After the austere beauty of the Tibetan Plateau, we thought the rest of China might turn into a big disappointment. Not in the least.
Alright, the first few days out of Chengdu were a blur of smoke belching factories and a succession of grubby provincial towns filled with locals hacking and spitting as they went about their business. Even the rural areas lacked charm. The countryside was mostly a foul smelling place of putrid pigsties and reeking public outhouses catering to the peasants working the fields. Each day we were subjected to perhaps a thousand deafening horns as vehicles lumbered past. They clouds hung heavy and the sun barely shone and we both started slipping into a vague depressive state. But what could we do? Hop on a bus? No way! Here’s what we did:

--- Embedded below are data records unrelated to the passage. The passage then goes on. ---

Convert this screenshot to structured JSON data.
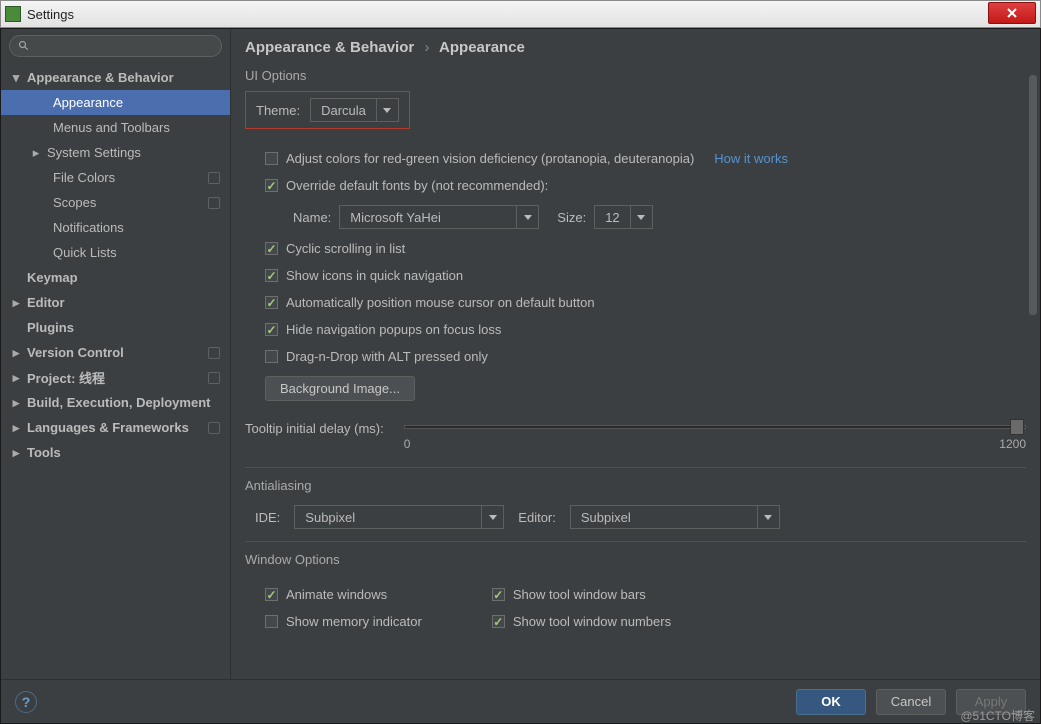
{
  "window": {
    "title": "Settings"
  },
  "sidebar": {
    "items": [
      {
        "label": "Appearance & Behavior",
        "bold": true,
        "arrow": "down",
        "lvl": 0
      },
      {
        "label": "Appearance",
        "lvl": 2,
        "selected": true
      },
      {
        "label": "Menus and Toolbars",
        "lvl": 2
      },
      {
        "label": "System Settings",
        "lvl": 1,
        "arrow": "right"
      },
      {
        "label": "File Colors",
        "lvl": 2,
        "badge": true
      },
      {
        "label": "Scopes",
        "lvl": 2,
        "badge": true
      },
      {
        "label": "Notifications",
        "lvl": 2
      },
      {
        "label": "Quick Lists",
        "lvl": 2
      },
      {
        "label": "Keymap",
        "bold": true,
        "lvl": 0,
        "noarrow": true
      },
      {
        "label": "Editor",
        "bold": true,
        "arrow": "right",
        "lvl": 0
      },
      {
        "label": "Plugins",
        "bold": true,
        "lvl": 0,
        "noarrow": true
      },
      {
        "label": "Version Control",
        "bold": true,
        "arrow": "right",
        "lvl": 0,
        "badge": true
      },
      {
        "label": "Project: 线程",
        "bold": true,
        "arrow": "right",
        "lvl": 0,
        "badge": true
      },
      {
        "label": "Build, Execution, Deployment",
        "bold": true,
        "arrow": "right",
        "lvl": 0
      },
      {
        "label": "Languages & Frameworks",
        "bold": true,
        "arrow": "right",
        "lvl": 0,
        "badge": true
      },
      {
        "label": "Tools",
        "bold": true,
        "arrow": "right",
        "lvl": 0
      }
    ]
  },
  "breadcrumb": {
    "parent": "Appearance & Behavior",
    "current": "Appearance"
  },
  "ui": {
    "section": "UI Options",
    "theme_label": "Theme:",
    "theme_value": "Darcula",
    "adjust_colors": "Adjust colors for red-green vision deficiency (protanopia, deuteranopia)",
    "how_it_works": "How it works",
    "override_fonts": "Override default fonts by (not recommended):",
    "name_label": "Name:",
    "font_value": "Microsoft YaHei",
    "size_label": "Size:",
    "size_value": "12",
    "cyclic": "Cyclic scrolling in list",
    "show_icons": "Show icons in quick navigation",
    "auto_position": "Automatically position mouse cursor on default button",
    "hide_nav": "Hide navigation popups on focus loss",
    "dnd_alt": "Drag-n-Drop with ALT pressed only",
    "bg_image": "Background Image...",
    "tooltip_label": "Tooltip initial delay (ms):",
    "slider_min": "0",
    "slider_max": "1200"
  },
  "aa": {
    "section": "Antialiasing",
    "ide_label": "IDE:",
    "ide_value": "Subpixel",
    "editor_label": "Editor:",
    "editor_value": "Subpixel"
  },
  "wo": {
    "section": "Window Options",
    "animate": "Animate windows",
    "memory": "Show memory indicator",
    "show_bars": "Show tool window bars",
    "show_numbers": "Show tool window numbers"
  },
  "footer": {
    "ok": "OK",
    "cancel": "Cancel",
    "apply": "Apply"
  },
  "watermark": "@51CTO博客"
}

We held our breath a lot. We listened to podcasts. We obsessed about our next meal.
And then, quite unexpectedly, it all changed. The world was beautiful again. We were pedaling alongside a narrow gorge on a minor road with minimal traffic. The trees were turning a lovely rust, bright orange and deep scarlet. We passed by the villages of the Yi people, one of China’s many fascinating minority groups. Most women still sport their traditional dress and headgear and life appears not to have quite caught up with the modern era.
Bill Weir of Crazy Guy on a Bike fame had biked here back in 2008 and we were following his route, more or less. The astonished looks and crowds we drew made us wonder whether any other foreigners had been through since Bill. In one town the police escorted us right up to our hotel room and then drove us down to the station. All the officers gathered round to check out the passports. After spending some time pondering the pages and chattering excitedly, they finally asked where we were from. Obviously foreign languages are not a high priority in the Chinese education system.